Please restate word for word all lines from the one containing "Decode this image" to the final line of the entries, and include no pictures.

## Data provided
※ ※ ※

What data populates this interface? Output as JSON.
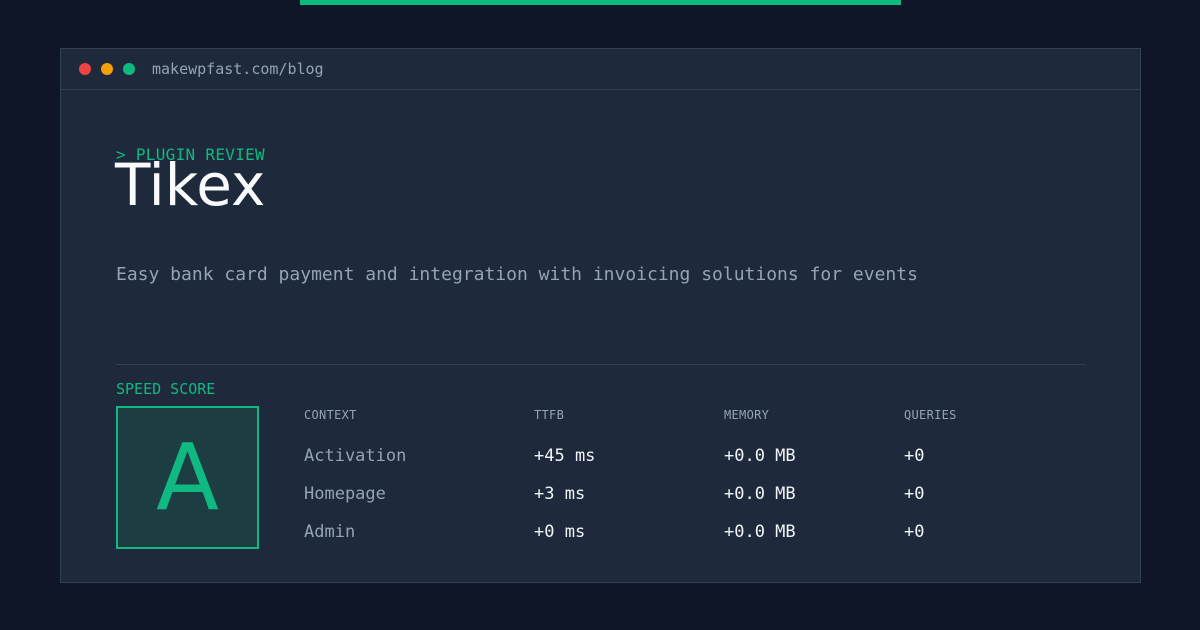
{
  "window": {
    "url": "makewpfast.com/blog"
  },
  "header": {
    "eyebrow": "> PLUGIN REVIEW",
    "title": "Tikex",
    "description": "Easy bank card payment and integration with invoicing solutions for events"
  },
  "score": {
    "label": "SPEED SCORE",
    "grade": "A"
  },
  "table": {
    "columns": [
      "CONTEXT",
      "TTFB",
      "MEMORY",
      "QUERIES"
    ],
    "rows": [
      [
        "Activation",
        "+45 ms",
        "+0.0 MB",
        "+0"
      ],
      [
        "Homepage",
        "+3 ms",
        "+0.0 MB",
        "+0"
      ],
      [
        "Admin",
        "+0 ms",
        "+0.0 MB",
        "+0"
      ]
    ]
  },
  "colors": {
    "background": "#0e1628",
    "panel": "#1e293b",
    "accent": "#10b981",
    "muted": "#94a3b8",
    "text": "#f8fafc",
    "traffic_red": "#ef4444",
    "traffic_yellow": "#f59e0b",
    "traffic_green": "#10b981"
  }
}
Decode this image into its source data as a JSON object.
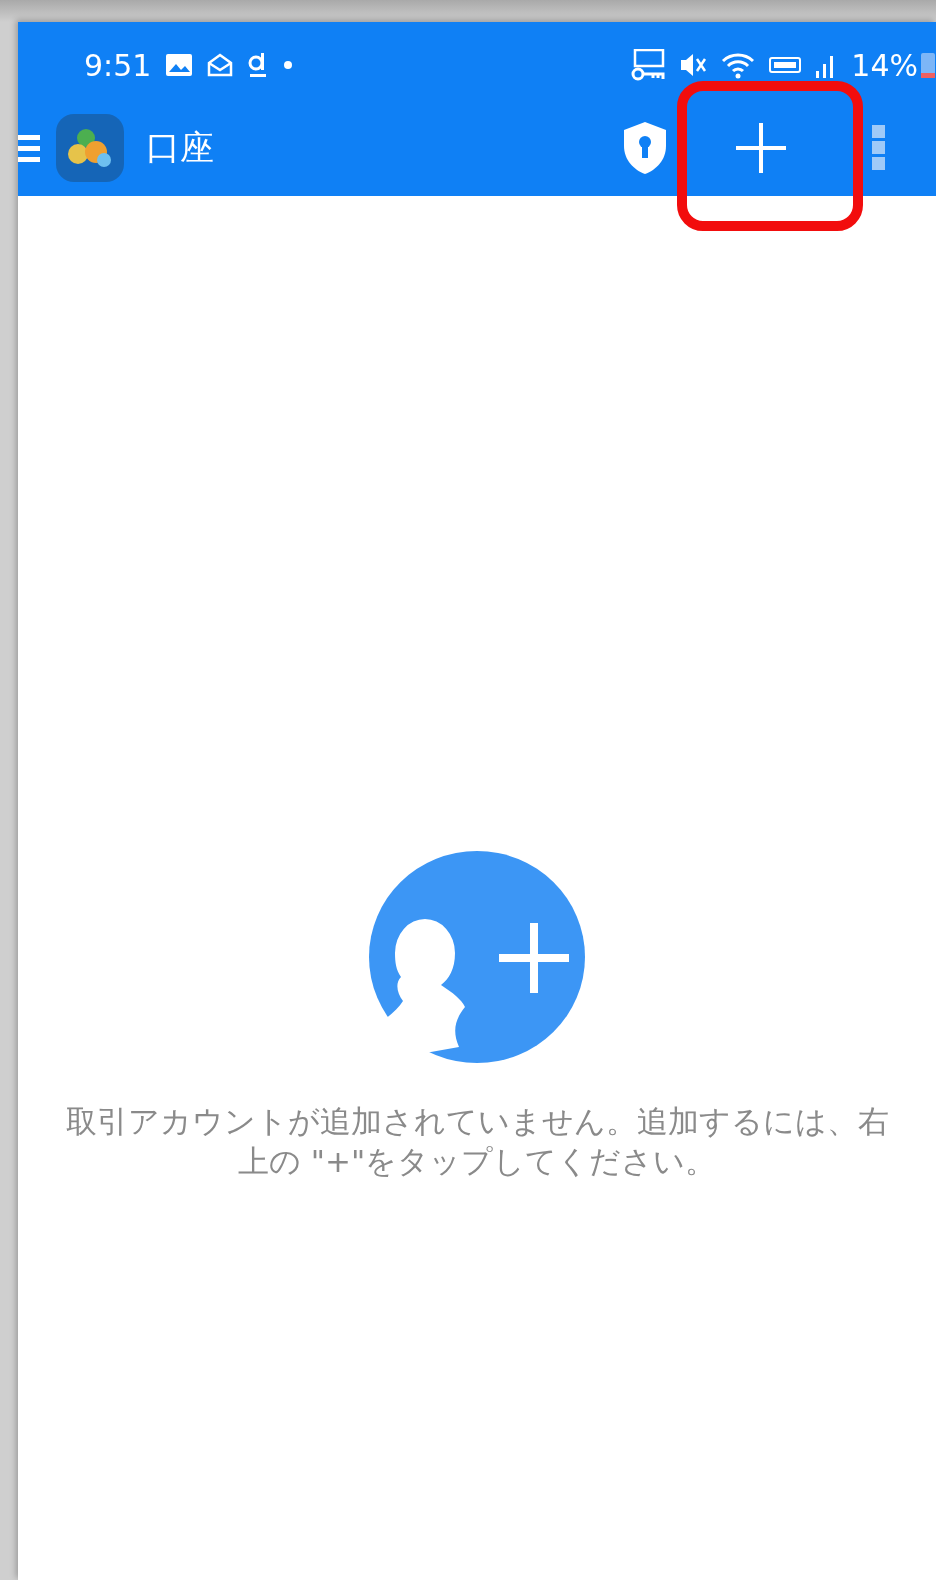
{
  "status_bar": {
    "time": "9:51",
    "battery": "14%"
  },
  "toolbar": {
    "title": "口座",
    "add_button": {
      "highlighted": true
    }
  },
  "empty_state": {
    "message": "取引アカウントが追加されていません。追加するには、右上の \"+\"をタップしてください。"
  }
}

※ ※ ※

## Result below
Decode this image into its source data as a JSON object.
{
  "status_bar": {
    "time": "9:51",
    "battery": "14%"
  },
  "toolbar": {
    "title": "口座",
    "add_button": {
      "highlighted": true
    }
  },
  "empty_state": {
    "message": "取引アカウントが追加されていません。追加するには、右上の \"+\"をタップしてください。"
  }
}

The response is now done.